Russia and France have resisted previous U.S. attempts to pass a tough resolution that would authorize force if Saddam does not fully cooperate. Neither country is seen as rushing to embrace the new U.S. proposal.

Two analysts say Bush's new approach may amount to a minor shift in U.S. policy, signaling that Powell's moderate stance -- for the moment, at least -- has won out over the more aggressive positions of Vice President Dick Cheney and Defense Secretary Donald Rumsfeld.

Ted Galen Carpenter is an analyst with the Cato Institute, a Washington think tank. Carpenter says "regime change" may, in fact, not be indispensable to U.S. policy. Still, Carpenter says Bush's new language may be no more than a "tactical ploy" to win over French and Russian resistance at the UN.:

"He's [Bush] ultraconfident that Saddam Hussein is not going to fully comply with the UN inspections, and therefore we'll be able to use military force in any case. He's just trying to position himself as being much more reasonable than what some of his critics, particularly the European critics, have said."

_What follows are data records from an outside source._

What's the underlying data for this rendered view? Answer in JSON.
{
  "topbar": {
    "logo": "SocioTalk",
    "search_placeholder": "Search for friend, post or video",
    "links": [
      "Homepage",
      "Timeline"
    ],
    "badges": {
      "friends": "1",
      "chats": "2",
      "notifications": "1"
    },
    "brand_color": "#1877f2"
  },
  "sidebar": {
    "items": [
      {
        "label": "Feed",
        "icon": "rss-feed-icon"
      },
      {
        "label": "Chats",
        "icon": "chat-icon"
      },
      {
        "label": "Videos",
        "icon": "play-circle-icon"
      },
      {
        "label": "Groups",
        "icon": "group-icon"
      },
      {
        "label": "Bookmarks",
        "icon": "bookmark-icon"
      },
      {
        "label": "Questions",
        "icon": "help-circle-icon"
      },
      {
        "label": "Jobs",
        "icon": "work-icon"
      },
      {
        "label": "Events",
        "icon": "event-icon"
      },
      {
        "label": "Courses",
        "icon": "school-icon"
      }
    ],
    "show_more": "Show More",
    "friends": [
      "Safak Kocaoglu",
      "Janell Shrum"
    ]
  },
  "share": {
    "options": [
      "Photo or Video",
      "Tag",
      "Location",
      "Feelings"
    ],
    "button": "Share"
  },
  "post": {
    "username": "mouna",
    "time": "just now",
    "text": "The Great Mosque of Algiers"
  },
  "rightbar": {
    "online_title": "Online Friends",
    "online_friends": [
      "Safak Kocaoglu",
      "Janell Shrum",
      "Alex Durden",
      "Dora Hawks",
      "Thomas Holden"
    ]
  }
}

Raymond Tanter is a professor at the University of Michigan and a fellow at the Washington Institute, a think tank. Tanter says that since France and Russia do not agree on regime change, the Bush team is desperate to sell them on the idea of at least disarming Iraq: "The American position has been repackaged for marketing purposes."

Still, Tanter says there has been a shift within the administration toward Powell's position. And even if it proves to be a temporary, tactical change, not all administration officials are happy with it: "I'm sure that [Defense] Secretary [Donald] Rumsfeld was not very excited about this particular nuance. But the fundamental position of the United States is that the weapons of mass destruction must go. It's inconceivable to imagine that [Saddam] would voluntarily give up those weapons of mass destruction."

Ken Allard, a former U.S. Army colonel, is an analyst on U.S. television and a professor at Georgetown University in Washington. He says he has no doubts that the new U.S. rhetoric is related to American diplomat efforts and that he does not take it as the Bush administration's true position. Allard says it is more important to watch what the administration does, not what it says: "Watch what they do. The forces that are there -- that is by far the most interesting thing that is going on right now."

Allard is referring to U.S. media reports over the weekend that Bush has authorized the combat training of some 5,000 opponents of the Iraqi government. The reports say another 5,000 will be trained as spotters for targets of U.S. precision-guided missiles, language interpreters, and military police in a war-preparedness program that will cost more than $90 million.

Bush's directive, signed on 3 October, is just the latest in a series of steps to ready the terrain for war. Others have included stockpiling military equipment in Persian Gulf states, dispatching combat troops to the area and ordering the transfer of the staff of the U.S. Central Command to the region.

And last week, an Army task force of Apache helicopters left Europe for Kuwait as part of a gradual buildup of forces in the country that the U.S.-led coalition liberated after Iraq invaded in 1990.

Apache helicopters fired the opening shots of the Persian Gulf War in January 1991, destroying two radar installations in a strike that allowed hundreds of Air Force jets to move in on Iraq.